Indian promoters of insurance joint ventures with foreign partners will no longer be able to nominate a majority of the board members, as per new rules notified under the Insurance Act. The rules come into effect following recent amendments to enhance the foreign direct investment (FDI) limit in insurance from 49% to 74%.
However, a majority of board members and key management persons (KMP) need to be Resident Indian citizens, as should at least one of the three top positions — the chairperson of the board, managing director and the chief executive officer.
This new norms will apply to all insurers, irrespective of the stake held by the foreign partner, said legal experts. The Finance Ministry has also specified further conditions on the composition of the board of directors for firms in which foreign investors’ stake exceeds 49%.
“In an Indian insurance company having foreign investment exceeding 49%, not less than 50% of its directors shall be independent directors, unless the chairperson of its board is an independent director, in which case at least one-third of its board shall comprise of independent directors,” as per the Indian Insurance Companies (Foreign Investment) Amendment Rules, 2021, notified by the Finance Ministry.
“The significant change introduced is the deletion of the requirements pertaining to Indian ownership and control, irrespective of whether the insurer has majority foreign ownership or not. Previously, Indian promoters or investors were required to nominate a majority of the Board. This deletion is being seen favourably by foreign investors proposing to hold stakes in insurance companies,” said Shailaja Lall, partner at law firm Shardul Amarchand Mangaldas & Co.
“However, the requirement to have a majority of the board and KMP comprised of Indian resident citizens will mean that foreign investors will have to continue to rely on Indian citizens who are resident in India to man key roles in the insurance company and its board. Therefore, while the FDI limit in insurance companies has been increased to 74%, the government has sought to provide adequate protection for insurance companies,” she added.
While the rules are a step forward for enabling fresh investments in the insurance sector, more changes are needed before transactions can begin. Further amendments are now expected in Foreign Exchange Management (Non-debt Instruments) Rules, 2019 and IRDAI guidelines on Indian ownership and control, PwC said in a regulatory note.
“The Rules are identical to the draft rules which were published by the Central government and it appears that none of the suggestions made by various industry bodies have been accepted,” noted Ms. Lall, stressing that the Consolidated FDI Policy would also need to be amended to enable the increase in FDI from 49% to 74% under the automatic route to become effective.
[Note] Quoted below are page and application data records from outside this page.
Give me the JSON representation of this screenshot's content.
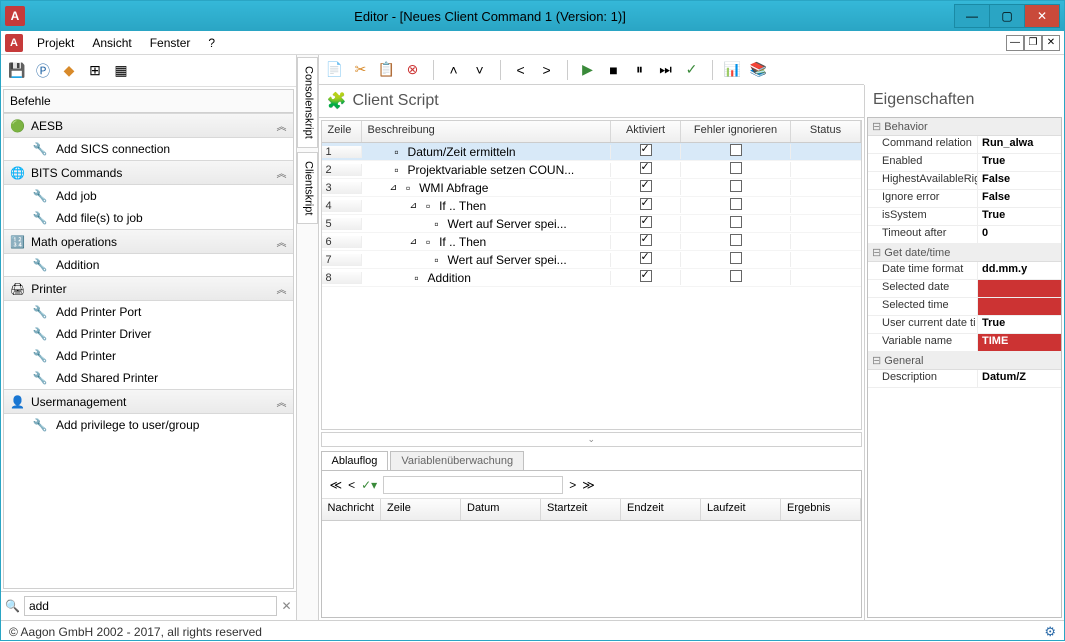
{
  "window": {
    "title": "Editor - [Neues Client Command 1 (Version: 1)]"
  },
  "menubar": {
    "projekt": "Projekt",
    "ansicht": "Ansicht",
    "fenster": "Fenster",
    "help": "?"
  },
  "left": {
    "title": "Befehle",
    "groups": [
      {
        "label": "AESB",
        "items": [
          {
            "label": "Add SICS connection"
          }
        ]
      },
      {
        "label": "BITS Commands",
        "items": [
          {
            "label": "Add job"
          },
          {
            "label": "Add file(s) to job"
          }
        ]
      },
      {
        "label": "Math operations",
        "items": [
          {
            "label": "Addition"
          }
        ]
      },
      {
        "label": "Printer",
        "items": [
          {
            "label": "Add Printer Port"
          },
          {
            "label": "Add Printer Driver"
          },
          {
            "label": "Add Printer"
          },
          {
            "label": "Add Shared Printer"
          }
        ]
      },
      {
        "label": "Usermanagement",
        "items": [
          {
            "label": "Add privilege to user/group"
          }
        ]
      }
    ],
    "search_value": "add"
  },
  "vtabs": {
    "top": "Consolenskript",
    "bottom": "Clientskript"
  },
  "clientscript": {
    "title": "Client Script",
    "columns": {
      "zeile": "Zeile",
      "beschreibung": "Beschreibung",
      "aktiviert": "Aktiviert",
      "fehler": "Fehler ignorieren",
      "status": "Status"
    },
    "rows": [
      {
        "n": "1",
        "indent": 0,
        "desc": "Datum/Zeit ermitteln",
        "akt": true,
        "fehl": false,
        "sel": true
      },
      {
        "n": "2",
        "indent": 0,
        "desc": "Projektvariable setzen COUN...",
        "akt": true,
        "fehl": false
      },
      {
        "n": "3",
        "indent": 0,
        "desc": "WMI Abfrage",
        "akt": true,
        "fehl": false,
        "expander": "⊿"
      },
      {
        "n": "4",
        "indent": 1,
        "desc": "If .. Then",
        "akt": true,
        "fehl": false,
        "expander": "⊿"
      },
      {
        "n": "5",
        "indent": 2,
        "desc": "Wert auf Server spei...",
        "akt": true,
        "fehl": false
      },
      {
        "n": "6",
        "indent": 1,
        "desc": "If .. Then",
        "akt": true,
        "fehl": false,
        "expander": "⊿"
      },
      {
        "n": "7",
        "indent": 2,
        "desc": "Wert auf Server spei...",
        "akt": true,
        "fehl": false
      },
      {
        "n": "8",
        "indent": 1,
        "desc": "Addition",
        "akt": true,
        "fehl": false
      }
    ]
  },
  "tabs": {
    "ablauflog": "Ablauflog",
    "variablen": "Variablenüberwachung"
  },
  "log": {
    "columns": {
      "nachricht": "Nachricht",
      "zeile": "Zeile",
      "datum": "Datum",
      "startzeit": "Startzeit",
      "endzeit": "Endzeit",
      "laufzeit": "Laufzeit",
      "ergebnis": "Ergebnis"
    }
  },
  "props": {
    "title": "Eigenschaften",
    "groups": [
      {
        "name": "Behavior",
        "rows": [
          {
            "k": "Command relation",
            "v": "Run_alwa"
          },
          {
            "k": "Enabled",
            "v": "True"
          },
          {
            "k": "HighestAvailableRig",
            "v": "False"
          },
          {
            "k": "Ignore error",
            "v": "False"
          },
          {
            "k": "isSystem",
            "v": "True"
          },
          {
            "k": "Timeout after",
            "v": "0"
          }
        ]
      },
      {
        "name": "Get date/time",
        "rows": [
          {
            "k": "Date time format",
            "v": "dd.mm.y"
          },
          {
            "k": "Selected date",
            "v": "",
            "red": true
          },
          {
            "k": "Selected time",
            "v": "",
            "red": true
          },
          {
            "k": "User current date ti",
            "v": "True"
          },
          {
            "k": "Variable name",
            "v": "TIME",
            "red": true
          }
        ]
      },
      {
        "name": "General",
        "rows": [
          {
            "k": "Description",
            "v": "Datum/Z"
          }
        ]
      }
    ]
  },
  "status": {
    "copyright": "© Aagon GmbH 2002 - 2017, all rights reserved"
  }
}
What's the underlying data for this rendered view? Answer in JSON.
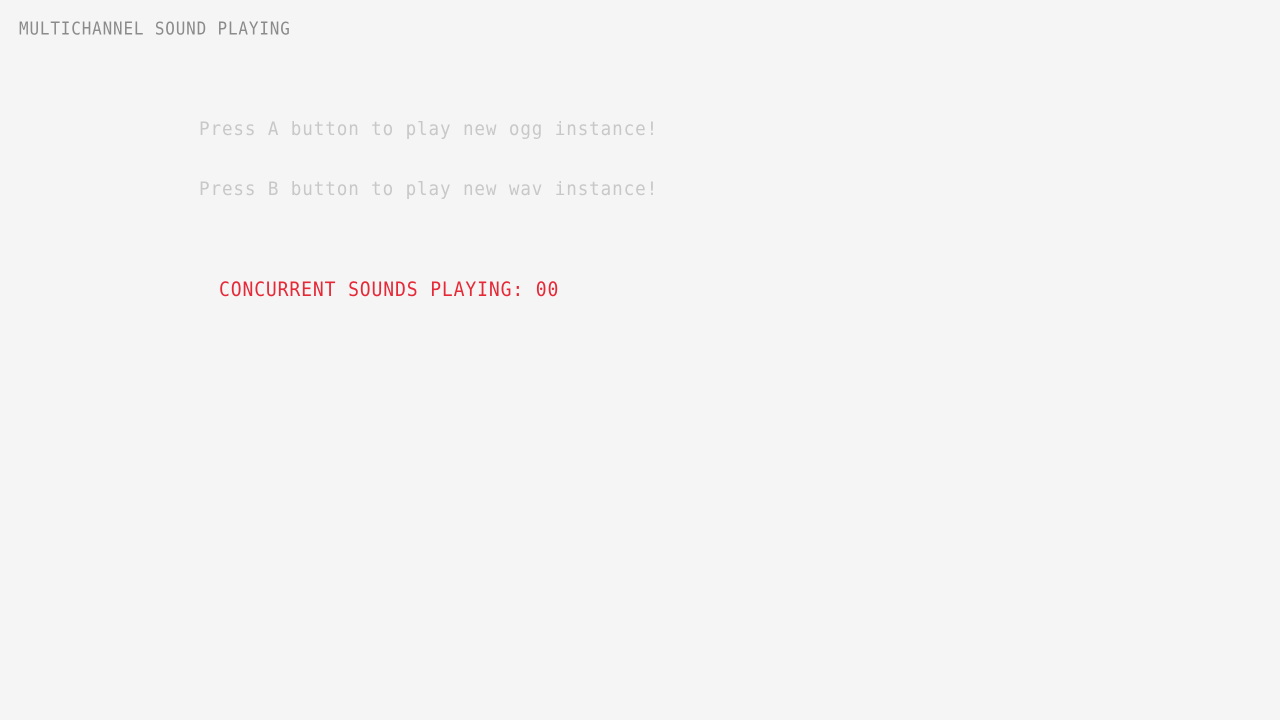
{
  "window": {
    "title": "MULTICHANNEL SOUND PLAYING",
    "background_color": "#f5f5f5"
  },
  "instructions": {
    "play_ogg": "Press A button to play new ogg instance!",
    "play_wav": "Press B button to play new wav instance!"
  },
  "status": {
    "concurrent_sounds_text": "CONCURRENT SOUNDS PLAYING: 00",
    "concurrent_sounds_count": 0
  },
  "colors": {
    "title_text": "#8b8b8b",
    "instruction_text": "#c8c8c8",
    "counter_text": "#e62937"
  }
}
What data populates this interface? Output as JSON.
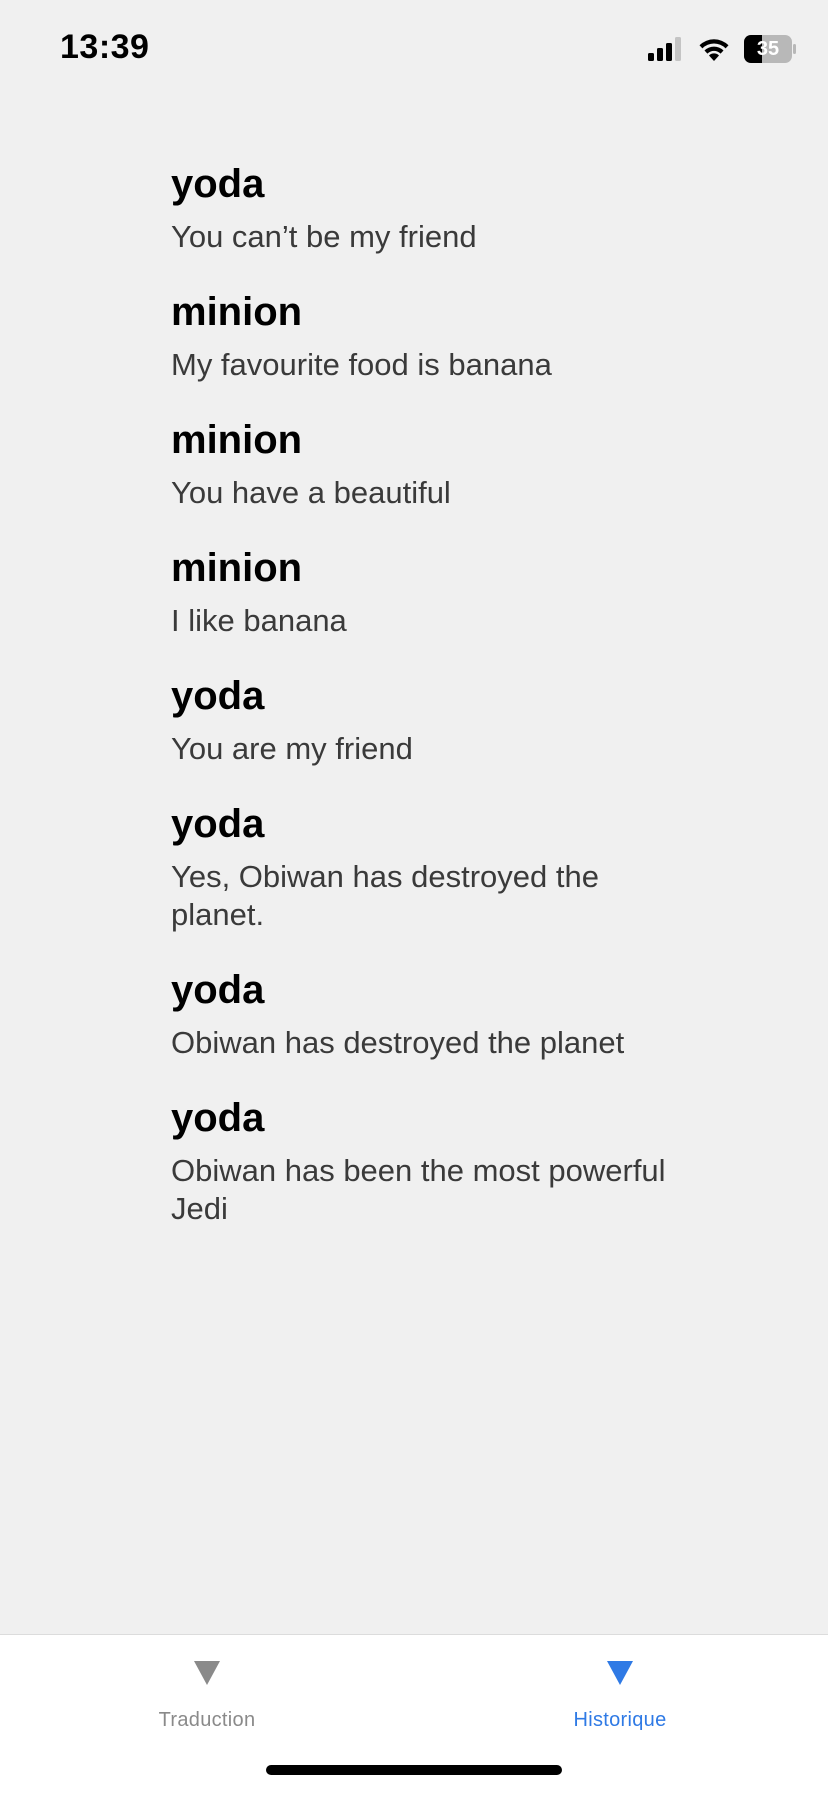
{
  "status_bar": {
    "time": "13:39",
    "battery": "35",
    "icons": [
      "cellular-signal-icon",
      "wifi-icon",
      "battery-icon"
    ]
  },
  "history": [
    {
      "character": "yoda",
      "text": "You can’t be my friend"
    },
    {
      "character": "minion",
      "text": "My favourite food is banana"
    },
    {
      "character": "minion",
      "text": "You have a beautiful"
    },
    {
      "character": "minion",
      "text": "I like banana"
    },
    {
      "character": "yoda",
      "text": "You are my friend"
    },
    {
      "character": "yoda",
      "text": "Yes, Obiwan has destroyed the planet."
    },
    {
      "character": "yoda",
      "text": "Obiwan has destroyed the planet"
    },
    {
      "character": "yoda",
      "text": "Obiwan has been the most powerful Jedi"
    }
  ],
  "tab_bar": {
    "tabs": [
      {
        "label": "Traduction",
        "icon": "triangle-down-icon",
        "active": false
      },
      {
        "label": "Historique",
        "icon": "triangle-down-icon",
        "active": true
      }
    ]
  },
  "colors": {
    "accent": "#2f7ae5",
    "inactive_tab": "#8a8a8a",
    "background": "#f0f0f0"
  }
}
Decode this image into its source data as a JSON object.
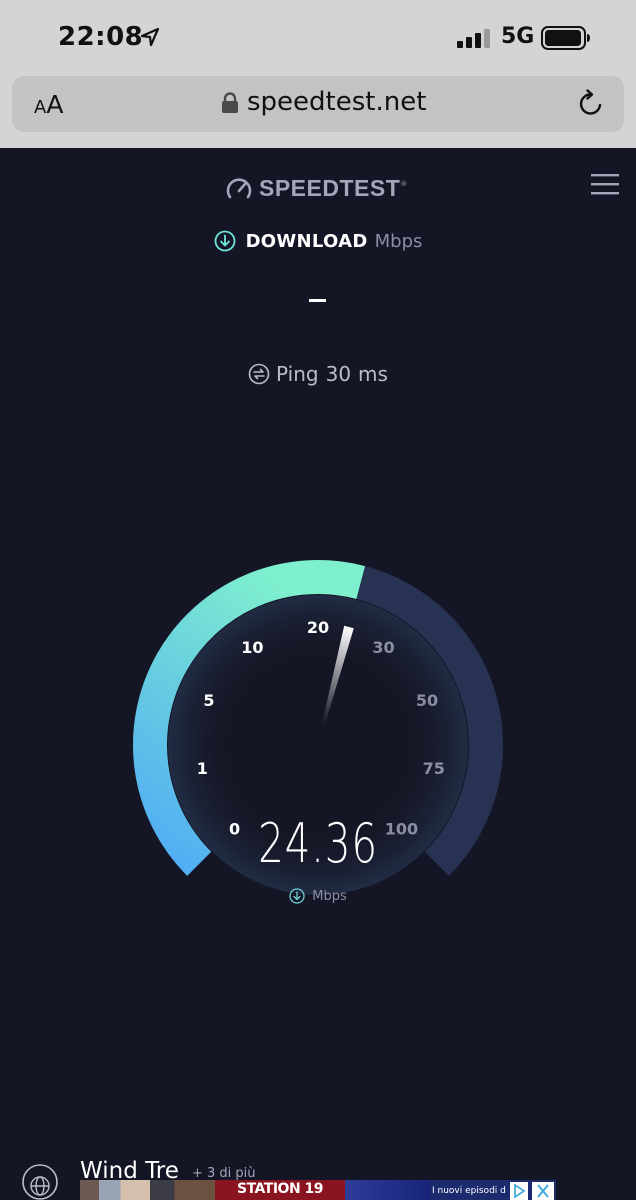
{
  "status_bar": {
    "time": "22:08",
    "network": "5G"
  },
  "browser": {
    "aa_small": "A",
    "aa_big": "A",
    "url": "speedtest.net"
  },
  "header": {
    "logo": "SPEEDTEST",
    "logo_mark": "®"
  },
  "download": {
    "title": "DOWNLOAD",
    "unit": "Mbps",
    "value": "–"
  },
  "ping": {
    "label": "Ping",
    "value": "30",
    "unit": "ms"
  },
  "gauge": {
    "ticks": [
      "0",
      "1",
      "5",
      "10",
      "20",
      "30",
      "50",
      "75",
      "100"
    ],
    "current_speed": "24.36",
    "unit": "Mbps",
    "colors": {
      "fill_start": "#4faaf5",
      "fill_end": "#7ff0cd",
      "track": "#283253"
    }
  },
  "footer": {
    "isp_name": "Wind Tre",
    "isp_more": "+ 3 di più",
    "ad_title": "STATION 19",
    "ad_text": "I nuovi episodi d"
  }
}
Onerous requirements have also been stipulated on the retention of net profits linked to the insurer’s solvency margin and dividend payment plans, where foreign players’ stake is over 49%. Such firms will have to retain 50% of their net profits in General Reserves if they propose to pay dividends on equity shares in any financial year that the prescribed solvency margin is not met.